We caught up with the killer whales at about 9am. They were spread out in the fog, travelling in small groups in what appeared to be foraging behavior. Typically they would come to the surface between three and five times in short succession and then go down on a long dive for four to seven minutes. They were hard to keep track of but we did manage it.
A short while later their behavior changed at the drop of a hat. The original group we had seen, consisting of a mother with her two grown sons, began porpoising at high speed and it wasn’t long before we saw why. They had found a Gray Whale mother and calf.
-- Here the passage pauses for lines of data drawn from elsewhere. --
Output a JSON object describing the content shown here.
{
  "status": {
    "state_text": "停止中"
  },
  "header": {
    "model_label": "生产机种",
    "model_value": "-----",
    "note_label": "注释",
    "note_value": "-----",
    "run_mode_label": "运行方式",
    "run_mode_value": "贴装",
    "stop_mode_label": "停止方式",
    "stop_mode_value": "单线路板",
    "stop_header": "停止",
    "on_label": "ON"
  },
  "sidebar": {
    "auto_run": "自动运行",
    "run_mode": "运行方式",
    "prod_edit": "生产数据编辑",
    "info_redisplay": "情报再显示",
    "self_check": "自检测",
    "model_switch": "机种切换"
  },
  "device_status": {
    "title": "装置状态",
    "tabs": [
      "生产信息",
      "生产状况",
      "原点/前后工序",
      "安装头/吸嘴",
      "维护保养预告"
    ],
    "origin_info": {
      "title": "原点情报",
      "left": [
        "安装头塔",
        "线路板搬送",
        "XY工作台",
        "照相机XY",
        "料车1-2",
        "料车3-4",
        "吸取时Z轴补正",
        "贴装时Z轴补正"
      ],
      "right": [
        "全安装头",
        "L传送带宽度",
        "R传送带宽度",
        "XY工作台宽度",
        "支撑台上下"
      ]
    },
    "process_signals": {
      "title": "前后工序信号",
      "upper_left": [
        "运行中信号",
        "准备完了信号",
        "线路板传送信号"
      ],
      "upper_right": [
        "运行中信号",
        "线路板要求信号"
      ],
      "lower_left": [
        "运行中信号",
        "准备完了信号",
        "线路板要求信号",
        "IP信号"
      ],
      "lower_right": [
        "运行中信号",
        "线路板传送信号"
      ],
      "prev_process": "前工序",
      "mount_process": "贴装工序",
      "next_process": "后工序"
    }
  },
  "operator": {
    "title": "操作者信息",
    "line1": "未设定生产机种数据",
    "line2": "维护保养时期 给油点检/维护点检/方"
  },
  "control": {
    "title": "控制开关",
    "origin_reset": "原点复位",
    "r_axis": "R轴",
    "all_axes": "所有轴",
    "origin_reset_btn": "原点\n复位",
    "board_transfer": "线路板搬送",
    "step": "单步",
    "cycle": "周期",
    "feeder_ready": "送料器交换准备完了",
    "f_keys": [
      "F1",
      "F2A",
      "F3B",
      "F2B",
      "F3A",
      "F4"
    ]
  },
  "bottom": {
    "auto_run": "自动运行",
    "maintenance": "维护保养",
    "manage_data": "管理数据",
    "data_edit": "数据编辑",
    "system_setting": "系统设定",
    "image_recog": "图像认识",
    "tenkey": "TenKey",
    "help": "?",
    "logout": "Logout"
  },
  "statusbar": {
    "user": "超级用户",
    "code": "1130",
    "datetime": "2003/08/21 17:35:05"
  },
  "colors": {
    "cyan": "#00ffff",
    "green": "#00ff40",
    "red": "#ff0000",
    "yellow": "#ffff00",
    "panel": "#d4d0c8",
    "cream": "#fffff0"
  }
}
Once the two had been located the call went out and other killer whale groups arrived on scene at high speed to help with the take down.
During the actual kill, which took approximately 1 1/2 hours, whales would come in to work on separating the mother and calf on rotation. When they weren’t immediately engaged with the gray whales they were swimming on the periphery, keeping tabs on the status of the hunt.
The mother gray whale defended her calf until the kill had been made at which time she surfaced completely motionless, belly up (see above photo) and remained like that for several minutes. Afterwards she left the scene at a high rate of speed.
The feeding continued for the rest of the day after that and the whales were very sociable (and chatty!) while they seemed to celebrate a successful hunt. The carcass was never visible at the surface but after a couple of hours a slick did form.
What was really intriguing was to see several humpback whales come into the immediate area of the kill. The researchers on board who have spent the past 25-30 years researching California Ts say this isn’t too uncommon; the humpbacks seem to be curious about what had happened. They were trumpeting, tail lobbing, and stayed in the same general area for as long as we were on scene.
When we returned the next day to the same area the slick was still present. The killer whales were not in the immediate area but two of the same groups (the original two groups we found the day before) were nearby, zig-zagging across the bay with long down times. After we left them to their foraging another boat reported they had headed south.
More photos are available (and even more will be posted) to the trip album on my website: http://www.hysazuphotography.com/p113916891
A candle for Morgan
I’m so sorry baby girl x
SeaWorld often donates large sums of money to politicians - over $100,000 has been funnelled to lobbying groups since 2012.
Is it any surprise that many of the politicians who have been in support of SeaWorld recently have also received in excess of hundreds of dollars from the company?
Lets have some accountability, people.
How crazy cute is this giant whale? Please take the money you’d spend at SeaWorld & go whale watching out in the ocean instead. It’s more of a memorable adventure for the whole family, less expensive, & available in many cities.
And, it’s the right thing to do :)What a big cutie!! I’m in love with this pic
California Transients Hunting a Gray Whale Calf
Hey guys! I’ve been down in Monterey, CA. the past few days and I was lucky enough to witness California Transients hunt and kill a gray whale calf. Here are a handful of the photos I took. We spent all day on the water and witnessed the hunt from beginning (when the whales hadn’t even located the mom and calf) to the very end (when they were feeding). It was heart wrenching and intense, but a once-in-a-lifetime experience I’m thankful to have had!